As in previous games in the series, the Crimson Thief is split into chapters, with each chapter being located in a different country. You’ll have a list of “hidden” or otherwise necessary items that must be collected throughout a variety of environments in each country, with all of these items remaining constant at the bottom of the screen. Some items are hidden within the scenes, while others need to be gathered by completing some sort of task – using a crowbar to open a manhole and recovering a coin in the sewers, for example. Back and forth you’ll go, completing tasks in each scene in a fairly linear fashion, until you’ve also found enough “travel ticket” pieces to travel to the next country.
As you go along, you’ll eventually recover the artifact found in that country, normally after completing a puzzle or two. These puzzles are fairly challenging, if only for the fact that they don’t come with detailed instructions. Instead, it’s up to your observational skills to understand what to do and then figure out how to do it either through strategy or trial and error. Some of these puzzles deal with matching items to their country flag, while others rely on tile-sliding or code-breaking.
The rest of the game can be described in the same way. Mortimer Beckett and the Crimson Thief is not a simple game, even though its gameplay setup isn’t that complex. With somewhat blurry graphics, the cluttered or otherwise large scenes can be hard to navigate, as it’s not entirely clear as to what items you can interact with or not.
Upon landing in a new country, you’ll likely spend lots of time simply hovering your mouse around the screen, waiting for it to change into the “interactive” symbol, and must then decipher which item in your inventory corresponds to that particular area. You can’t rush through the game, which might be frustrating to some, but if you take your time and thoroughly clear each scene, there’s a real sense of satisfaction that arrives once you’ve used every single item in a country.
Depending on how familiar you are with such games, or how quickly you pick up on the rules of puzzles, you can expect to spend around four hours completing the game. There’s an epilogue to unlock after you’ve completed the main story, and the Premium Edition gives you a Strategy Guide if you get stuck (unfortunately, you must exit back to the main menu to access it).

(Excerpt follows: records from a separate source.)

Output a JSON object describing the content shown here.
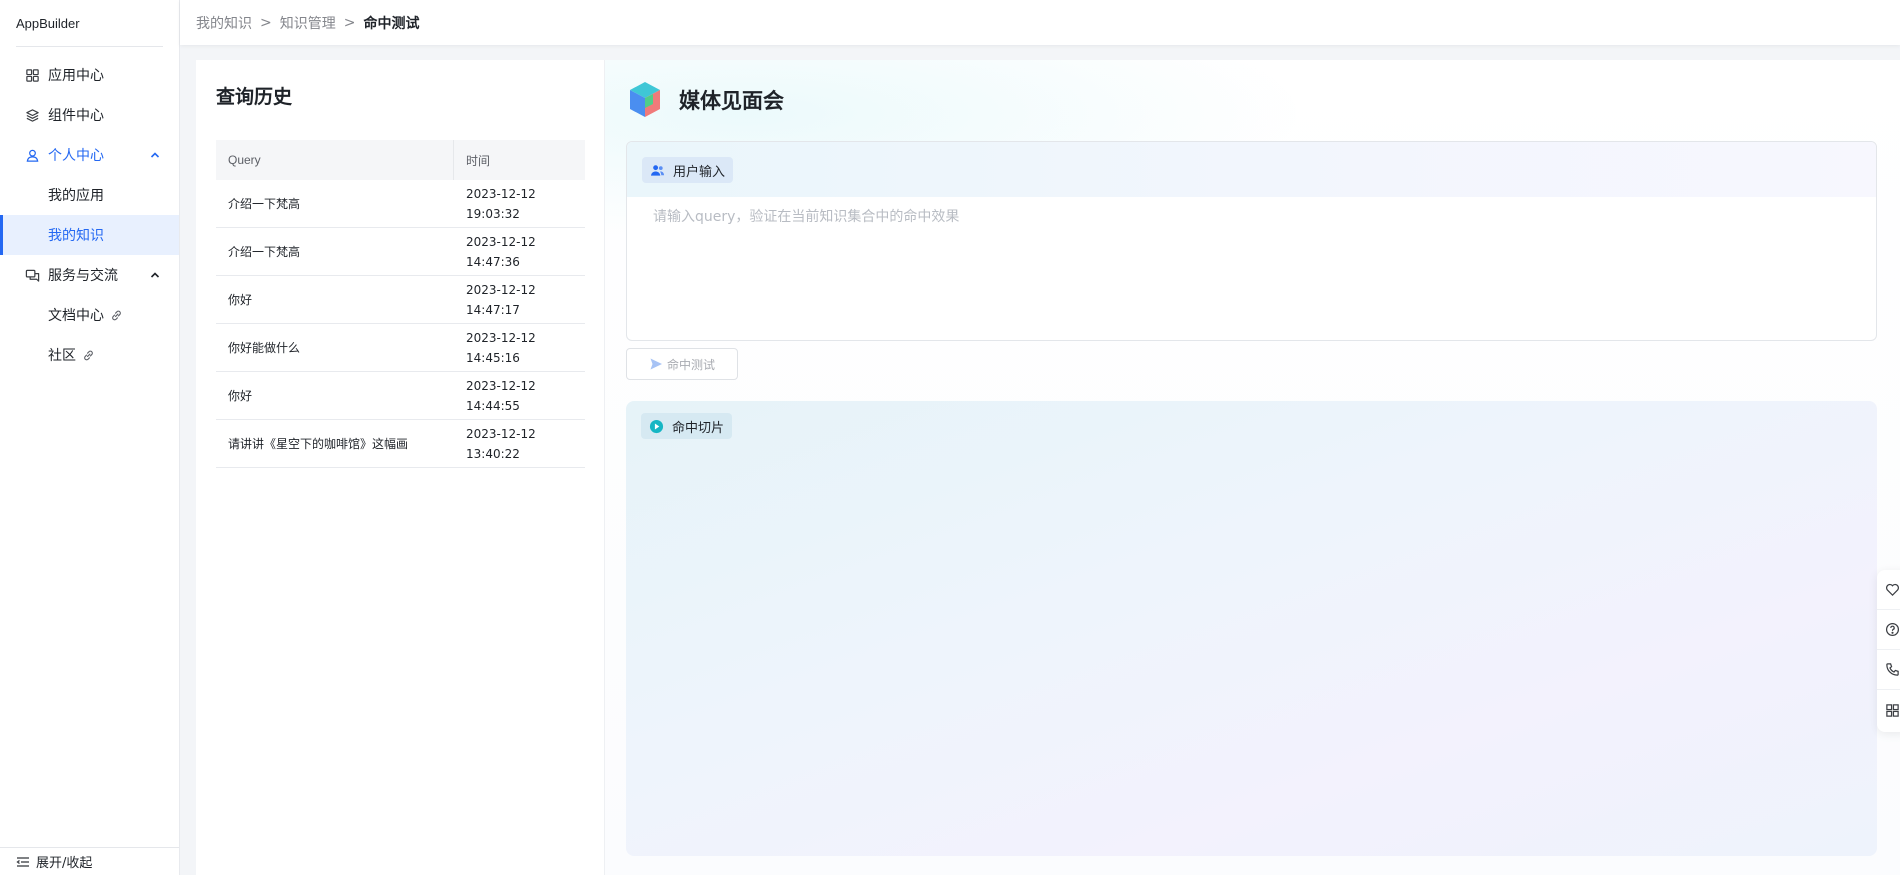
{
  "brand": "AppBuilder",
  "sidebar": {
    "items": [
      {
        "label": "应用中心",
        "icon": "grid-icon"
      },
      {
        "label": "组件中心",
        "icon": "layers-icon"
      },
      {
        "label": "个人中心",
        "icon": "user-icon"
      },
      {
        "label": "我的应用"
      },
      {
        "label": "我的知识"
      },
      {
        "label": "服务与交流",
        "icon": "chat-icon"
      },
      {
        "label": "文档中心",
        "icon": "link-icon"
      },
      {
        "label": "社区",
        "icon": "link-icon"
      }
    ],
    "bottom_label": "展开/收起",
    "active_color": "#2468f2"
  },
  "header": {
    "crumbs": [
      "我的知识",
      "知识管理"
    ],
    "separator": ">",
    "current": "命中测试"
  },
  "history": {
    "title": "查询历史",
    "columns": [
      "Query",
      "时间"
    ],
    "rows": [
      {
        "query": "介绍一下梵高",
        "date": "2023-12-12",
        "time": "19:03:32"
      },
      {
        "query": "介绍一下梵高",
        "date": "2023-12-12",
        "time": "14:47:36"
      },
      {
        "query": "你好",
        "date": "2023-12-12",
        "time": "14:47:17"
      },
      {
        "query": "你好能做什么",
        "date": "2023-12-12",
        "time": "14:45:16"
      },
      {
        "query": "你好",
        "date": "2023-12-12",
        "time": "14:44:55"
      },
      {
        "query": "请讲讲《星空下的咖啡馆》这幅画",
        "date": "2023-12-12",
        "time": "13:40:22"
      }
    ]
  },
  "main": {
    "app_name": "媒体见面会",
    "input_tag": "用户输入",
    "input_placeholder": "请输入query，验证在当前知识集合中的命中效果",
    "input_value": "",
    "test_button": "命中测试",
    "hits_tag": "命中切片"
  },
  "float_bar": [
    "heart-icon",
    "help-icon",
    "phone-icon",
    "apps-icon"
  ]
}
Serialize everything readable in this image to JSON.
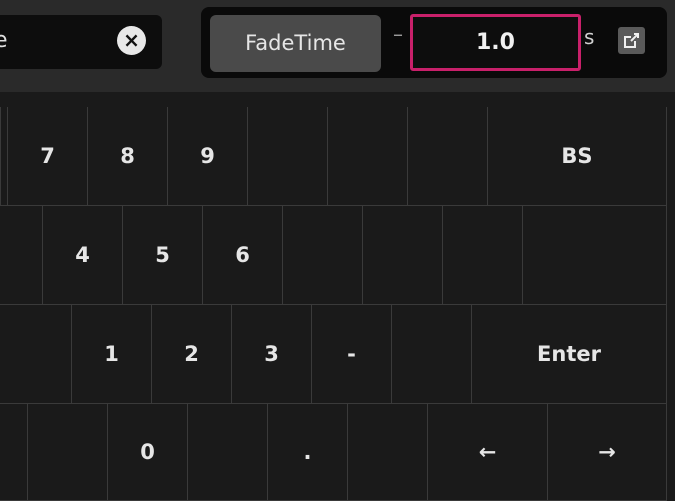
{
  "name_field": {
    "value": "e"
  },
  "clear_glyph": "×",
  "parameter": {
    "label": "FadeTime",
    "dash": "–",
    "value": "1.0",
    "unit": "s"
  },
  "keypad": {
    "row1": [
      "7",
      "8",
      "9",
      "",
      "",
      "",
      "BS"
    ],
    "row2": [
      "",
      "4",
      "5",
      "6",
      "",
      "",
      "",
      ""
    ],
    "row3": [
      "",
      "1",
      "2",
      "3",
      "-",
      "",
      "Enter"
    ],
    "row4": [
      "",
      "",
      "0",
      "",
      ".",
      "",
      "←",
      "→"
    ]
  }
}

While the games in the Mortimer Beckett franchise have never exactly been “easy” games, they tend to have a charming storyline or cutscenes to flesh them out. While the cutscenes do exist between countries here, mostly in the form of travel animations, the story itself feels shallow and under-developed. Still, the gameplay is just challenging enough to be satisfying, and is definitely recommendable to previous fans of the franchise.